- God has an infinite number of ways to bring us to the knowledge of Himself
Acts 26:19–22 KJV 1900
19 Whereupon, O king Agrippa, I was not disobedient unto the heavenly vision:
20 But shewed first unto them of Damascus, and at Jerusalem, and throughout all the coasts of Judaea, and then to the Gentiles, that they should repent and turn to God, and do works meet for repentance.
21 For these causes, the Jews caught me in the temple and went about to kill me.
22 Having, therefore, obtained the help of God, I continue unto this day, witnessing both to small and great, saying none other things than those which the prophets and Moses did say should come:
Testimony Part 3
- I was not disobedient to the vision
- that is the summary of the whole story
- Paul brings it to the place where they are today. “I continue to this day, witnessing to both small and great”
- This also is something every one of us can do
- most of us are not locked in chains and speaking to the kings,
- but we all have an audience, an opportunity and a story to share.
Acts 26:24–30 KJV 1900
24 And as he thus spake for himself, Festus said with a loud voice, Paul, thou art beside thyself; much learning doth make thee mad.
25 But he said, I am not mad, most noble Festus; but speak forth the words of truth and soberness.
26 For the king knoweth of these things, before whom also I speak freely: for I am persuaded that none of these things are hidden from him; for this thing was not done in a corner.
27 King Agrippa, believest thou the prophets? I know that thou believest.
28 Then Agrippa said unto Paul, Almost thou persuadest me to be a Christian.
29 And Paul said, I would to God, that not only thou, but also all that hear me this day, were both almost, and altogether such as I am, except these bonds.
30 And when he had thus spoken, the king rose up, and the governor, and Bernice, and they that sat with them:
Testimony Part 4
- Although there are three points tot he story, there is a fourth point, and that is the response.
- Paul made a point of asking King Agrippa for a response
- Pointing out that these things were not done in a corner, and saying “King Agrippa, do you believe the prophets?”
- So often we miss that last point, It is good to let people know that a response is necessary to the hearing of the gospel in order to be saved
- The bible says that not the hearers of the Word are justified, but the doers.
- We must receive Jesus Christ by faith, our own, personal act of faith.
- Agrippa respond “almost, you persuaded me to be a Christian”
- I believe that Agrippa was speaking from sincerity that day – many do not
- I believe that his heart must have been stirred within him as he listened to the story and considered the dramatic transformation in the man Paul]
- considering his testimony in light of the accounts of all his missionary journeys and the many miracles ascribed to him and his followers
- considering the testimony in light of all he had heard of other Christians of his day
- considering the testimony in light of the history his father, and great uncle and grandfather had had, for three generations, in dealing with this Jesus.

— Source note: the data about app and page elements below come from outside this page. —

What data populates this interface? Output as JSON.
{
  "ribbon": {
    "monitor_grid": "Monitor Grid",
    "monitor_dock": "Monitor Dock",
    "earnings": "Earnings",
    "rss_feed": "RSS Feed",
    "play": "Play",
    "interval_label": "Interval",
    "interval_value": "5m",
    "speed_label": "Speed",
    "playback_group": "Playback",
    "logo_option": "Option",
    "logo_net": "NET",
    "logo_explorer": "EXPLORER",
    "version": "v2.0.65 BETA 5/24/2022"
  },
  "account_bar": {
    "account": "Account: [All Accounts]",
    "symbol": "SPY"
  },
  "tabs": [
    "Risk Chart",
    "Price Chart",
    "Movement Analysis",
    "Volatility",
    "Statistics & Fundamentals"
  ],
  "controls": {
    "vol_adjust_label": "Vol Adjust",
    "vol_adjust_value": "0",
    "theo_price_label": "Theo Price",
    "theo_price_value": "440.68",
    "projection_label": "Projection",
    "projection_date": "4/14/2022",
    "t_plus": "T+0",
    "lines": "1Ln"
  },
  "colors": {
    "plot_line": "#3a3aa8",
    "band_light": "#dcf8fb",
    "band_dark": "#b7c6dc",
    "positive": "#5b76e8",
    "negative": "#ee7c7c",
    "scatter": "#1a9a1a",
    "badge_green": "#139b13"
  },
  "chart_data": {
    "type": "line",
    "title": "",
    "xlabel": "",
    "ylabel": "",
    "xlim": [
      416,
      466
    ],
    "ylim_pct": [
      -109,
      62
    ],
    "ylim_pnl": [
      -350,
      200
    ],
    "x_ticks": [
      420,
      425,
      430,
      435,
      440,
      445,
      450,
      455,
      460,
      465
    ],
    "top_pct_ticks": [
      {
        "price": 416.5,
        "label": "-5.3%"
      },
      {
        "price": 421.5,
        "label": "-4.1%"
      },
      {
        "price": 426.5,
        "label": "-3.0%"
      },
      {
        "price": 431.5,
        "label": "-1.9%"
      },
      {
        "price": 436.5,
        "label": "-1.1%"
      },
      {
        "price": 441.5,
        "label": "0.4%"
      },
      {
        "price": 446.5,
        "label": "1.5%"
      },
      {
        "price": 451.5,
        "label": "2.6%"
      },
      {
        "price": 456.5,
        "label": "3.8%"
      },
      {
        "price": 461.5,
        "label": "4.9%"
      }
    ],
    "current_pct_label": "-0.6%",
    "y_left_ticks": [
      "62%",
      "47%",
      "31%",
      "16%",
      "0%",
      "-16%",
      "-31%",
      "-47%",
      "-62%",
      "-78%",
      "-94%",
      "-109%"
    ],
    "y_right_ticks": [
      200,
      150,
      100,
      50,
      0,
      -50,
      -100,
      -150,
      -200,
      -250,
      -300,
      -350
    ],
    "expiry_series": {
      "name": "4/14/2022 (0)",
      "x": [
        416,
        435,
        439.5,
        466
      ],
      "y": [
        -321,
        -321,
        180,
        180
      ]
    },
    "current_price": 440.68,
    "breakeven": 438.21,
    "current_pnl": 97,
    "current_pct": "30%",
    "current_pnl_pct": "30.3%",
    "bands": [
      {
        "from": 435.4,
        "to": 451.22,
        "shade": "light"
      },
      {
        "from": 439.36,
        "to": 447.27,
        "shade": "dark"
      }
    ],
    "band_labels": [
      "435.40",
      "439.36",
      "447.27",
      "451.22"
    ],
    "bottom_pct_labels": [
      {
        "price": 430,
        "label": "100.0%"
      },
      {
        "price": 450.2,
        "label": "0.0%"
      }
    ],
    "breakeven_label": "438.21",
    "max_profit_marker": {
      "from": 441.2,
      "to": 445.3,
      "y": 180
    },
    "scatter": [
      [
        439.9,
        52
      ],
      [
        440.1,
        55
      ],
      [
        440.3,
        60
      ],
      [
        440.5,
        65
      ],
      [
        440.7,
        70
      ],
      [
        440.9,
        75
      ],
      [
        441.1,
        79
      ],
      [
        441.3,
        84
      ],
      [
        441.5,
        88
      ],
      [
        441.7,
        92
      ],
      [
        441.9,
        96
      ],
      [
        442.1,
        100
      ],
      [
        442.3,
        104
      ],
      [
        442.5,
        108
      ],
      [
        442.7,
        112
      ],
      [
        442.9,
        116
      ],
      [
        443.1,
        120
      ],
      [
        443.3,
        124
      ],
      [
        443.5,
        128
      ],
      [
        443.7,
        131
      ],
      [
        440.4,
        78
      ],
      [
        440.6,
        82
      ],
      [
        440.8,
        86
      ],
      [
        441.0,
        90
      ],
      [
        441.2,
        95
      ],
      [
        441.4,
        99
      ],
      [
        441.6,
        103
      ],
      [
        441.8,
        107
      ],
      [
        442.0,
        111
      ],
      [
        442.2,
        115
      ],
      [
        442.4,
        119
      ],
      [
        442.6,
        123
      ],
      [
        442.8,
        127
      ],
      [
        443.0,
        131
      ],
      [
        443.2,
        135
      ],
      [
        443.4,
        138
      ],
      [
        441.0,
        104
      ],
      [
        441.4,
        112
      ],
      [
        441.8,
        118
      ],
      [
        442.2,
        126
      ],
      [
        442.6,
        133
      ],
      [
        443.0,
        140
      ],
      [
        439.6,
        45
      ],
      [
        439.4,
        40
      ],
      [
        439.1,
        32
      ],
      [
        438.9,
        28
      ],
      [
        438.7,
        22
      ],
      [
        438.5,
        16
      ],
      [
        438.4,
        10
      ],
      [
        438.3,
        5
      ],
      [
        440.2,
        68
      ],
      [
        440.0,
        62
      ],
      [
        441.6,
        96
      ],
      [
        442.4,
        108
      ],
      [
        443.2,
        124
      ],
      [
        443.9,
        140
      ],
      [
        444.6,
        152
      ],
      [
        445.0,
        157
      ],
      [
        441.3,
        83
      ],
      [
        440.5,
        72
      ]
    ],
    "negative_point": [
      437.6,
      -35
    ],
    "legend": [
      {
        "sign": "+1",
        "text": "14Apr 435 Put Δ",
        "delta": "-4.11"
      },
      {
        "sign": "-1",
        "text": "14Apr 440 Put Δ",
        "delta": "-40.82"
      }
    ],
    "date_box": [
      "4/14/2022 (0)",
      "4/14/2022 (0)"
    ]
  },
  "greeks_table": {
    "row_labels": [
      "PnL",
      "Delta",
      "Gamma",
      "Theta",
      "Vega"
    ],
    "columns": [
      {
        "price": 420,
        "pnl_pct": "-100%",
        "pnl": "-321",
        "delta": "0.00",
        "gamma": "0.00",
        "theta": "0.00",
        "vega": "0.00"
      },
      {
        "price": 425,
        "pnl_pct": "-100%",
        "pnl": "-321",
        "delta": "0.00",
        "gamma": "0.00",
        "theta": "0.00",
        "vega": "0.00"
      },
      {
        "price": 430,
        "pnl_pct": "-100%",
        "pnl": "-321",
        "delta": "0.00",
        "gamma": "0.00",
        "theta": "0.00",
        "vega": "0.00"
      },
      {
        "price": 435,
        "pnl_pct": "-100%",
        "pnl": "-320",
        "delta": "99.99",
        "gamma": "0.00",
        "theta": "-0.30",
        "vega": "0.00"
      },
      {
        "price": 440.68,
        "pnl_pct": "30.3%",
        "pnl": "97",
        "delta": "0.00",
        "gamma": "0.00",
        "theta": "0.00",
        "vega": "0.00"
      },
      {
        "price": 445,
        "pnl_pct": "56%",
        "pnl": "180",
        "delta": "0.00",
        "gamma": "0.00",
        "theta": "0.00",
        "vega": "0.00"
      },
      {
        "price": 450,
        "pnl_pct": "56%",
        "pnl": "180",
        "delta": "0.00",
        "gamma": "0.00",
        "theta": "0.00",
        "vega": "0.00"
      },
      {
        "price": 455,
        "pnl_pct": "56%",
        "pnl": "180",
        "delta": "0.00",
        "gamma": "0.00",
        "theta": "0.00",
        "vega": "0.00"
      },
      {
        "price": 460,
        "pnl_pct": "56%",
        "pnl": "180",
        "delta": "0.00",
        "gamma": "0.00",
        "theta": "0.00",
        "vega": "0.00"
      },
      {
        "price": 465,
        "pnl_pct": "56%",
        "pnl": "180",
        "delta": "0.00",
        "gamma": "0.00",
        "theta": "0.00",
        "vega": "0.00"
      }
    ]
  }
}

- considering the story in the context of the scriptures and prophets that he already knew so well.
- How his heart must have been stirred, perhaps moving between fear, and bewilderment, and hope and anticipation. So much for him to consider. As he “almost” was persuaded to become a Christian
- But he did say “almost”
- How very sad a day for him that was. Not a sadder day perhaps in his life. The day his almost became not at all
- You see if you are almost saved, then you are not saved at all.
- I imagine he must have weighed it out as he sat there that day
- knowing the story was true, the power was real
- but weighing it against all those things in his life that he would have to exchange
- How many changes might he have to make, if Christ were his Lord?
- What would people think?
- What of Caesar, who appointed him?
- What of his friends, who might mock him?
- What of the pleasures of sin?
- Though he was almost persuaded, he chose not to make the trade.
- Don’t let you almost become not at all.
- Don’t let your friends and loved ones miss out on their almost, because you didn’t share your testimony.
- Paul was successful that day. Our part is to tell the story. Success is not determined by their response.
- Be faithful, you have a story to tell.